WHAT THE EXERCISE ASKS
Could you show all lines in the entries below that contain the string "kind"?

[[ SOURCE MATERIAL open ]]

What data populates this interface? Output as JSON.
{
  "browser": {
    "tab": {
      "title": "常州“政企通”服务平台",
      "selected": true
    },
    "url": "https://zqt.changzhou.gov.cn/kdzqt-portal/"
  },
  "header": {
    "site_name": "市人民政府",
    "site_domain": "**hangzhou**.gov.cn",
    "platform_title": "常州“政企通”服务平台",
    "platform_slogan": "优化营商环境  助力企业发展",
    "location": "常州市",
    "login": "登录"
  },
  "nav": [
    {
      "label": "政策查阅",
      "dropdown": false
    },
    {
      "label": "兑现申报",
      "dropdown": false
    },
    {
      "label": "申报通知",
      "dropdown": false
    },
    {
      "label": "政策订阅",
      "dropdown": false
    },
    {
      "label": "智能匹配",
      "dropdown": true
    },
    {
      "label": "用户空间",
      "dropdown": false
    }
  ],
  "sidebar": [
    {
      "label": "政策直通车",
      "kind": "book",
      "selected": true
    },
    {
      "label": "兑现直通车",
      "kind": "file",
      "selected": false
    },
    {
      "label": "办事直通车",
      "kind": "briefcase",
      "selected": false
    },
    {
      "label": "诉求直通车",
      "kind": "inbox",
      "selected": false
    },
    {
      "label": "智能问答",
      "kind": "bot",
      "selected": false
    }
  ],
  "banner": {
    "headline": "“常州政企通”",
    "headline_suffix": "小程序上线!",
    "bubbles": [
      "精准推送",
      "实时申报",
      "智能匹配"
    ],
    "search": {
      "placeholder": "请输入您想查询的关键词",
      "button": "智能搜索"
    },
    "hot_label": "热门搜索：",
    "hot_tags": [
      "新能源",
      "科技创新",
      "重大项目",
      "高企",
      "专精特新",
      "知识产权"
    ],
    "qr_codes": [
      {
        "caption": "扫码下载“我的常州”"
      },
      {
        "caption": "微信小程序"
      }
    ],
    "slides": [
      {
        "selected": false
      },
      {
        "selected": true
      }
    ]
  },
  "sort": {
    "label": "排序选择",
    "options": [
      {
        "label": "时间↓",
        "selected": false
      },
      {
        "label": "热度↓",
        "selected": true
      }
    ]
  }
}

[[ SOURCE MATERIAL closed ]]
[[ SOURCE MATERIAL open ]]

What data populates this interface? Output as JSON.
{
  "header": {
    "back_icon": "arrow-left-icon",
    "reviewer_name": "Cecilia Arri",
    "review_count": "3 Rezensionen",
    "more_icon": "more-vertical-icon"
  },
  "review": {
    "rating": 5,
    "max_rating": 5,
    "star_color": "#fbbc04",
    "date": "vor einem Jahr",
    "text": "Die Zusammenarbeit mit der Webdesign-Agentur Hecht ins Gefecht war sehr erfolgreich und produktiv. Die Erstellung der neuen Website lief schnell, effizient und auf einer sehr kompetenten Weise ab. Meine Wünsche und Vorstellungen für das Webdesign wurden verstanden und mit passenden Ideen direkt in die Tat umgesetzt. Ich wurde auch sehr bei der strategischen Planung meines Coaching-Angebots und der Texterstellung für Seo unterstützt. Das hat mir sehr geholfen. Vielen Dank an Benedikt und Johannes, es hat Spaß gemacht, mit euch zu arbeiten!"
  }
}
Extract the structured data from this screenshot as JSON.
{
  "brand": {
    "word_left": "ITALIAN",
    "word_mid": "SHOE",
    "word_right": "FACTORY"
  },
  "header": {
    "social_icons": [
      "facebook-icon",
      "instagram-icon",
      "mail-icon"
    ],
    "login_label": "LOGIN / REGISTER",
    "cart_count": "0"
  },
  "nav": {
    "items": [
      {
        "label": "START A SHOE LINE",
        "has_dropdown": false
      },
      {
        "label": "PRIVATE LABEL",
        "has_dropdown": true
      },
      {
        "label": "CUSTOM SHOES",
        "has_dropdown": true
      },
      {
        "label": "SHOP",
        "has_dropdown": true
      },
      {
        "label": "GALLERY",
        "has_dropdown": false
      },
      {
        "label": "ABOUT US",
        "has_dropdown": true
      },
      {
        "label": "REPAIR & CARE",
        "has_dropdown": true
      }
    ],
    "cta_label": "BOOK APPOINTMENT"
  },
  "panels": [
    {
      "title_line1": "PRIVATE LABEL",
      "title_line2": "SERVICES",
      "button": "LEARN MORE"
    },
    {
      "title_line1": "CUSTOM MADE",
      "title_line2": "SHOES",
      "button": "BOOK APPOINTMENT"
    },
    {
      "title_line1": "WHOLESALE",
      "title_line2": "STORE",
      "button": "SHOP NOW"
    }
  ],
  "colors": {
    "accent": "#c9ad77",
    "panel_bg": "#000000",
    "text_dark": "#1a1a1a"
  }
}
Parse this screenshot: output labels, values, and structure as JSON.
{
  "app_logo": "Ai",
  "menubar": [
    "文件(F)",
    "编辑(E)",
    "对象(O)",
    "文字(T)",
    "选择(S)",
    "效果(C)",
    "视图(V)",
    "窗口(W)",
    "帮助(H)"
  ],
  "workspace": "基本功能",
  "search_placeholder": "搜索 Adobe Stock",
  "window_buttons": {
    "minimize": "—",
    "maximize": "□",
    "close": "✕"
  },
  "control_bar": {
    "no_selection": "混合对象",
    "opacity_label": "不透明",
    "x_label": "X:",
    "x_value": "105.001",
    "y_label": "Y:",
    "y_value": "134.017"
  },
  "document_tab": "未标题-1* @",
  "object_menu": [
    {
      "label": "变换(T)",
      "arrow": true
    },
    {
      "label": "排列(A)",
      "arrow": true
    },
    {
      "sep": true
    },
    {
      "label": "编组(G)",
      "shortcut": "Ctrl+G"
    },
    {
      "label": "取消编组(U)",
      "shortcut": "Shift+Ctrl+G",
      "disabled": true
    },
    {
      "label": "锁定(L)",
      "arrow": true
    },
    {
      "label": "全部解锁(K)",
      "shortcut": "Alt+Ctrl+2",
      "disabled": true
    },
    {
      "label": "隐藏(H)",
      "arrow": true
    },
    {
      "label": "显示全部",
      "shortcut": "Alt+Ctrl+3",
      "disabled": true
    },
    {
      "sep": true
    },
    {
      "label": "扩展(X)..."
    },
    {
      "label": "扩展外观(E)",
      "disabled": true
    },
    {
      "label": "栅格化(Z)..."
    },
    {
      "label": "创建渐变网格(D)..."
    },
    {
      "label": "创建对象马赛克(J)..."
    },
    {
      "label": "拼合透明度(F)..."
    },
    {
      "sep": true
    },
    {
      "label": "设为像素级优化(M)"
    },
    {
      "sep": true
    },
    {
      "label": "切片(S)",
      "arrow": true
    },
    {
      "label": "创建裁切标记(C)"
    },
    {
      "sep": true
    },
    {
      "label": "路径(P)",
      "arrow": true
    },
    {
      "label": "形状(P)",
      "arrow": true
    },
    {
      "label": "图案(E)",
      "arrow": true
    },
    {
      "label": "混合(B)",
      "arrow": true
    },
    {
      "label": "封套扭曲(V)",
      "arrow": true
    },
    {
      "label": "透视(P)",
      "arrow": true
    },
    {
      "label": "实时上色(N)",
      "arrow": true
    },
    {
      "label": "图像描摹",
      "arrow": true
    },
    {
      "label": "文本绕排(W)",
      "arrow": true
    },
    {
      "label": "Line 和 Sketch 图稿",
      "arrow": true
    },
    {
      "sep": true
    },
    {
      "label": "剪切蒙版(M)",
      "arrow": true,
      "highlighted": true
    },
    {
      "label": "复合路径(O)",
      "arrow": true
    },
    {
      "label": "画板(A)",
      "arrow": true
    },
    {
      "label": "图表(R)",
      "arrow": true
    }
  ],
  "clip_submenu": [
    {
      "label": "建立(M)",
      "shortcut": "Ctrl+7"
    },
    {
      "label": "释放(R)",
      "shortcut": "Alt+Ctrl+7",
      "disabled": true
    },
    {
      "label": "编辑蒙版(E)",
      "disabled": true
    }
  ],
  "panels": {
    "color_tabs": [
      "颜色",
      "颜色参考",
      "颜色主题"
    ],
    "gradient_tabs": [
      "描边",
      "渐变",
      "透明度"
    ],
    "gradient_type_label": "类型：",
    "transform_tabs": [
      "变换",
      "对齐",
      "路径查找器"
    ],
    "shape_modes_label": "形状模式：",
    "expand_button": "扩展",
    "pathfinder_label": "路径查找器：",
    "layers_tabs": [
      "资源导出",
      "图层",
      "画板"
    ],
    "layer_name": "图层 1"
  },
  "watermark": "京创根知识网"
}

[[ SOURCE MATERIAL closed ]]
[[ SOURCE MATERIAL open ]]

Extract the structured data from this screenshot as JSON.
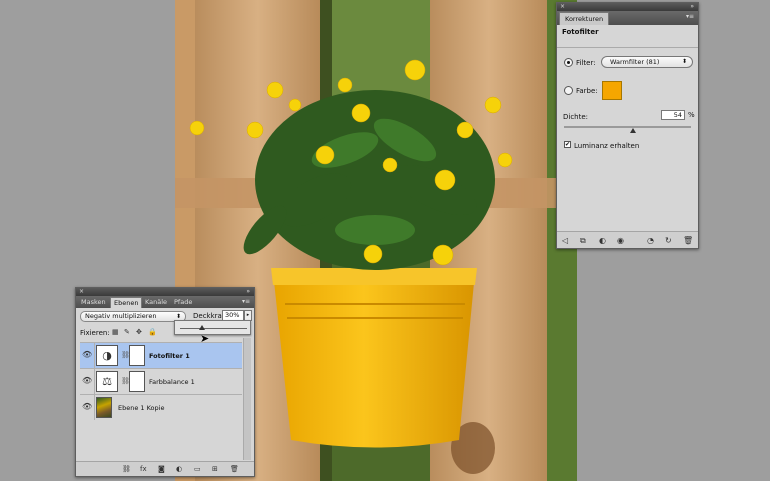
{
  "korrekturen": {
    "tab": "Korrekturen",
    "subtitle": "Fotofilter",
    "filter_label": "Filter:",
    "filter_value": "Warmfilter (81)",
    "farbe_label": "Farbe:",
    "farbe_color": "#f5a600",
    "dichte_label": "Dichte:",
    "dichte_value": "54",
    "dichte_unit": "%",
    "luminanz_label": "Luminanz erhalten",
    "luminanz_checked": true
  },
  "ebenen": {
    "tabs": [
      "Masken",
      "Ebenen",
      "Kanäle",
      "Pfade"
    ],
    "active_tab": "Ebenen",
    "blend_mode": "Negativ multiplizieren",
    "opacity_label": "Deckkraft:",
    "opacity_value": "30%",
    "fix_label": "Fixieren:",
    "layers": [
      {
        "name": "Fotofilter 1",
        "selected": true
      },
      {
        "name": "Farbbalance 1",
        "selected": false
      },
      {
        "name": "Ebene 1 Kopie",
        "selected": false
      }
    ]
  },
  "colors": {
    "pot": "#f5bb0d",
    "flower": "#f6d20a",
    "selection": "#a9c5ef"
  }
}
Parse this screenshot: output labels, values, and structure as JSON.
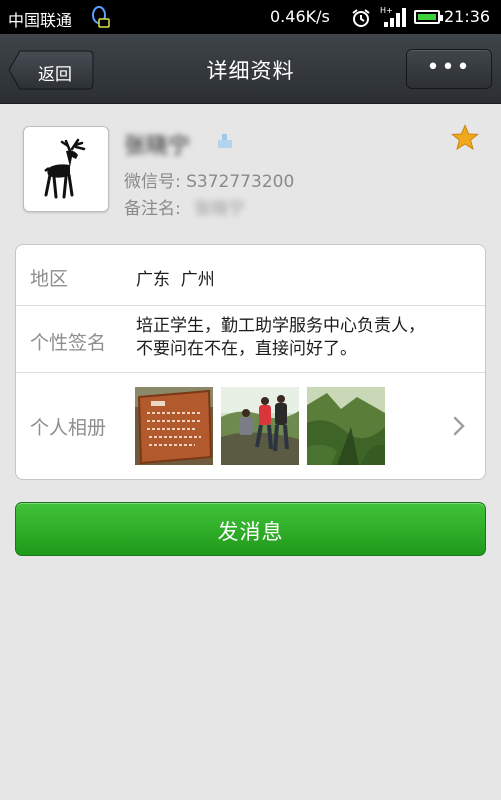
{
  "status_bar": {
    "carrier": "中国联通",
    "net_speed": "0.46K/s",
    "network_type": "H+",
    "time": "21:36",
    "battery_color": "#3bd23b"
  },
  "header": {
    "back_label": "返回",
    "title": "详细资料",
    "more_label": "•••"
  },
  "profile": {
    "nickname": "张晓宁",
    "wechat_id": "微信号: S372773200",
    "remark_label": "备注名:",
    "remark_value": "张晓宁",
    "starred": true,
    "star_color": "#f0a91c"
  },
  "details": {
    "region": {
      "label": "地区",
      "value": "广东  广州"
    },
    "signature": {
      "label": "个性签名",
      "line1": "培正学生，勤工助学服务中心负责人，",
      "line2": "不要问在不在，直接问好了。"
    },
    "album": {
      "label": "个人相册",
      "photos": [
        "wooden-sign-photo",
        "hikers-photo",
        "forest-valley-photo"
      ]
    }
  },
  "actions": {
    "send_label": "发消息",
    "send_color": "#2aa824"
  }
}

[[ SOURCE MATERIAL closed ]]

RESULT OF THE TASK
      "kind": "book",
      "kind": "file",
      "kind": "briefcase",
      "kind": "inbox",
      "kind": "bot",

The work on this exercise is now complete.